Conflict resolution is a critical step in the merging process. It ensures that the changes made by different developers are integrated correctly and that the codebase remains stable. Additionally, conflict resolution enables developers to learn from each other, as they must understand each other's changes to resolve conflicts effectively.
Popular Version Control Tools
Version Control Tools are essential for developers to keep track of their codebase and collaborate effectively with their team. With the help of these tools, developers can work together on a project, track changes, and manage different versions of the same code. Some of the popular Version Control Tools used by developers worldwide include Git, Subversion, Mercurial, and Perforce.
Git is the most widely used Version Control System, developed by Linus Torvalds in 2005. It is a distributed Version Control System that enables efficient branching and merging for collaborative development. Git is free and open-source and supports non-linear development, making it ideal for software projects of all sizes. Git has become the go-to tool for developers due to its speed, flexibility, and reliability. It also provides various features like version tracking, code review, and collaboration, making it an ideal choice for developers worldwide.
Subversion is another widely used Version Control System that is popular for its centralized approach. Subversion enables collaboration among distributed teams and tracks changes to files and directories over time. It also provides access control mechanisms and offers automatic conflict resolution for merging changes across different branches. Subversion is a popular tool among developers due to its simplicity and ease of use. It is also known for its robustness and security features, making it an ideal choice for developers worldwide.
Mercurial is another popular distributed Version Control System used by developers worldwide. It is famous for its speed, scalability, and flexibility, making it ideal for large and distributed teams. Mercurial is easy to use and supports a wide range of workflows, making it suitable for different types of software projects. Mercurial is a popular choice for developers due to its speed and reliability. It also provides various features like code review, collaboration, and version tracking, making it an ideal tool for developers worldwide.
Perforce is a commercial Version Control System ideal for managing large codebases and complex projects. It has an intuitive user interface, scales efficiently, and provides robust security features. Perforce supports collaborative development and integrates well with popular tools like Jenkins, JIRA, and Eclipse. Perforce is a popular tool among developers due to its scalability and robustness. It also provides various features like version tracking, code review, and collaboration, making it an ideal choice for developers worldwide.

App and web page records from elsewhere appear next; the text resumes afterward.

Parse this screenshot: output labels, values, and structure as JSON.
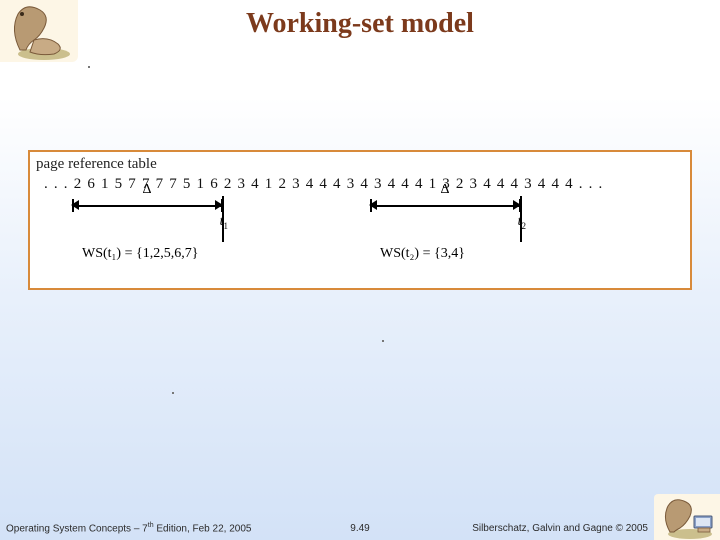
{
  "title": "Working-set model",
  "diagram": {
    "label": "page reference table",
    "reference_string": ". . . 2 6 1 5 7 7 7 7 5 1 6 2 3 4 1 2 3 4 4 4 3 4 3 4 4 4 1 3 2 3 4 4 4 3 4 4 4 . . .",
    "window1": {
      "delta": "Δ",
      "t_label": "t",
      "t_sub": "1",
      "ws": "WS(t₁) = {1,2,5,6,7}"
    },
    "window2": {
      "delta": "Δ",
      "t_label": "t",
      "t_sub": "2",
      "ws": "WS(t₂) = {3,4}"
    }
  },
  "footer": {
    "left_a": "Operating System Concepts – 7",
    "left_sup": "th",
    "left_b": " Edition, Feb 22, 2005",
    "center": "9.49",
    "right": "Silberschatz, Galvin and Gagne © 2005"
  }
}
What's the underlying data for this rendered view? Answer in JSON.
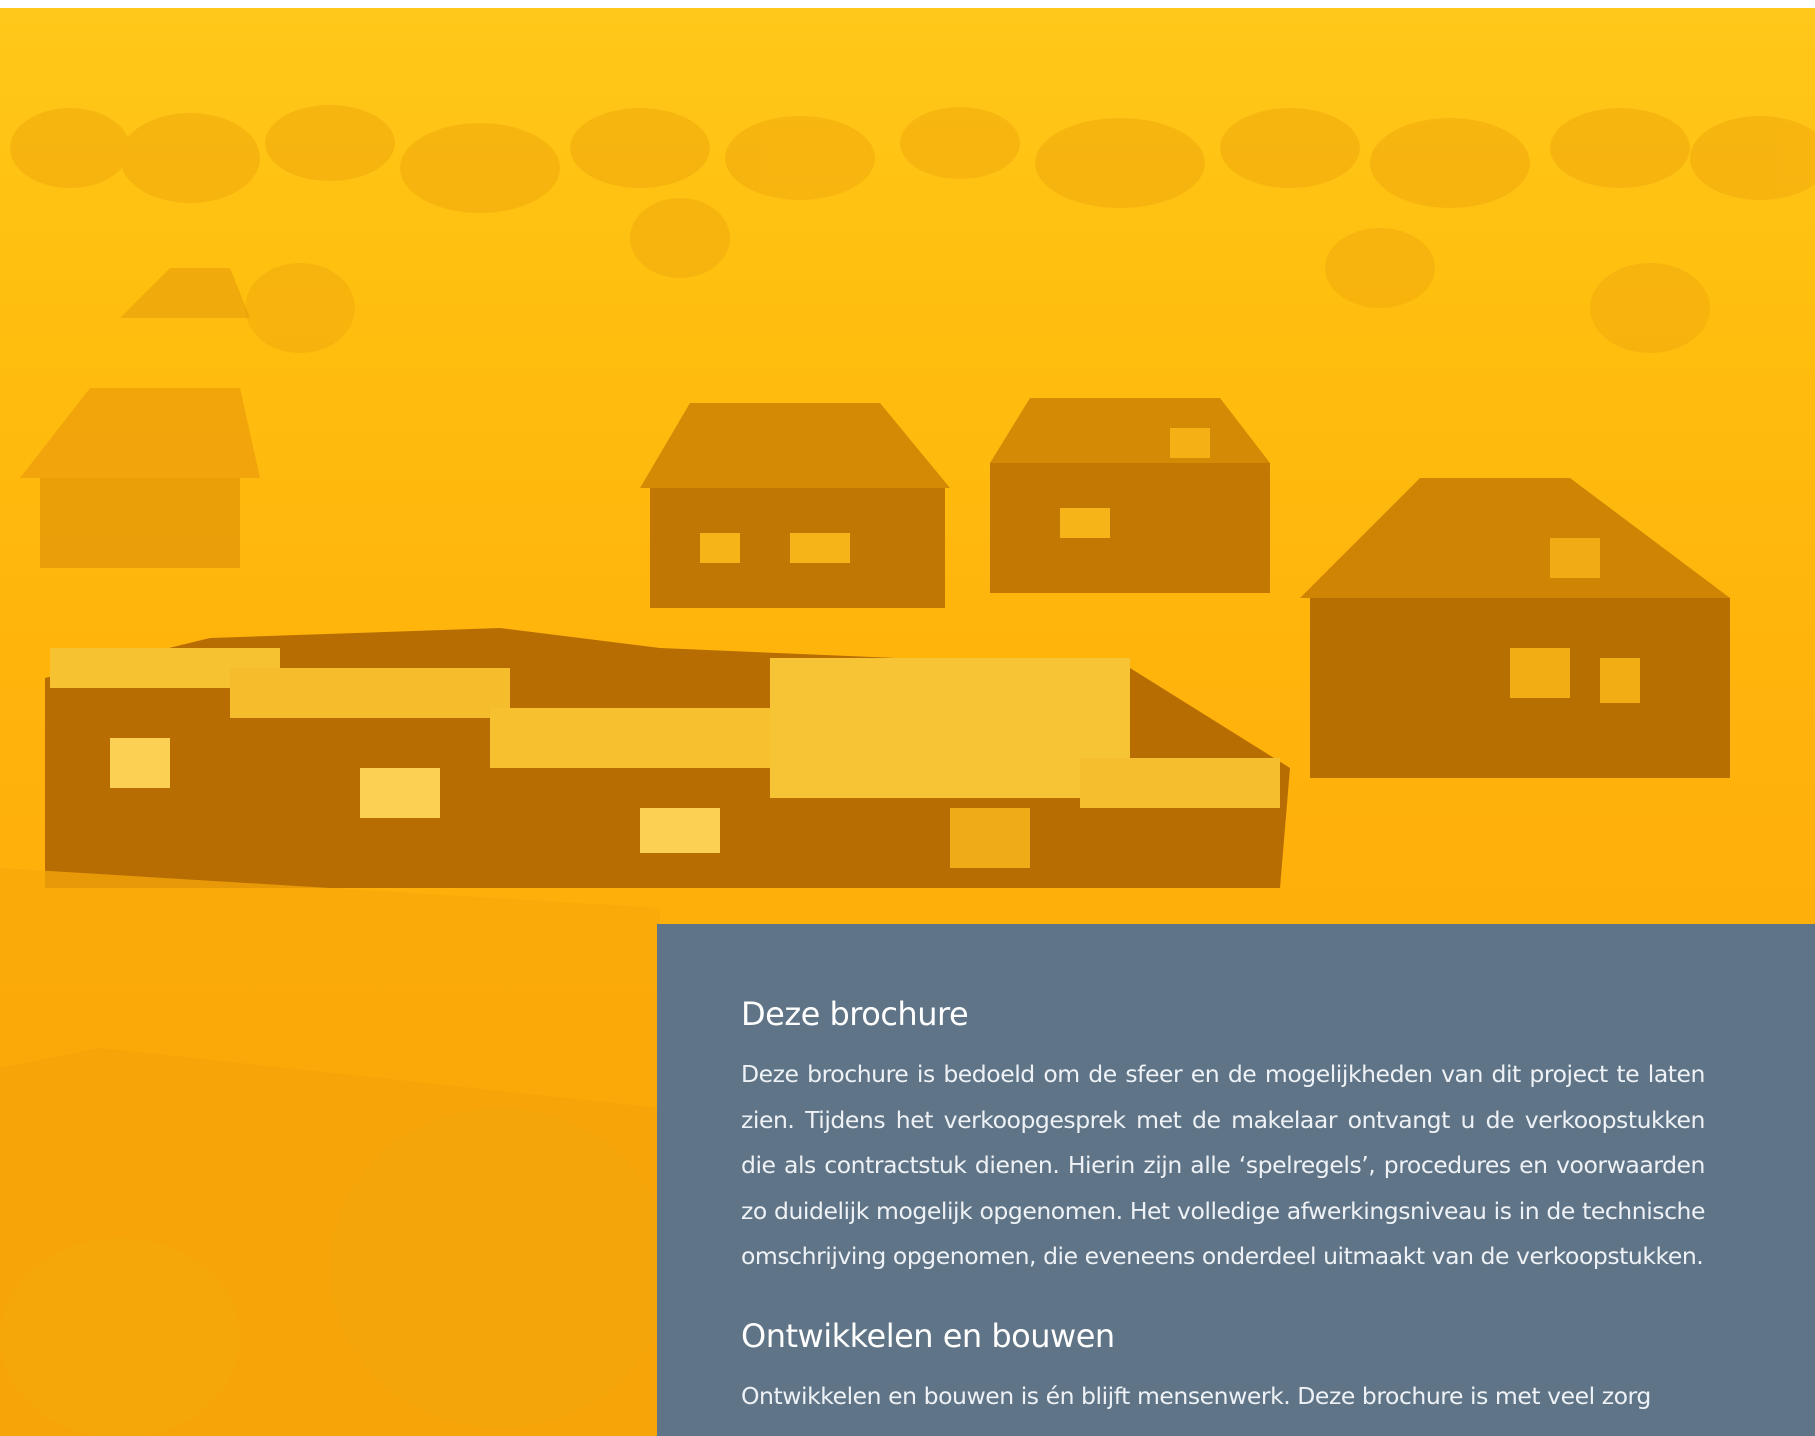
{
  "brochure": {
    "title": "Deze brochure",
    "body": "Deze brochure is bedoeld om de sfeer en de mogelijkheden van dit project te laten zien. Tijdens het verkoopgesprek met de makelaar ontvangt u de verkoopstukken die als contractstuk dienen. Hierin zijn alle ‘spelregels’, procedures en voorwaarden zo duidelijk mogelijk opgenomen. Het volledige afwerkingsniveau is in de technische omschrijving opgenomen, die eveneens onderdeel uitmaakt van de verkoopstukken."
  },
  "development": {
    "title": "Ontwikkelen en bouwen",
    "body": "Ontwikkelen en bouwen is én blijft mensenwerk. Deze brochure is met veel zorg"
  },
  "colors": {
    "hero_tint": "#ffb70f",
    "panel_background": "#5f7486",
    "text": "#ffffff"
  }
}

Choosing the right Version Control Tool is essential for developers to manage their codebase and collaborate effectively with their team. Each tool has its strengths and weaknesses, and developers should choose a tool that suits their project's requirements. With the help of these tools, developers can work together on a project, track changes, and manage different versions of the same code, making it an essential tool for developers worldwide.
Version Control is essential in modern software development, and every developer must learn how to use it. It enables teams to coordinate their workflow, keep track of changes, and maintain the quality and stability of their codebase. The different types of Version Control Systems and key concepts provide various options for developers to choose from based on their specific requirements. Finally, popular Version Control Tools like Git, Subversion, Mercurial, and Perforce provide developers with powerful tools to keep their projects on track and ensure their success.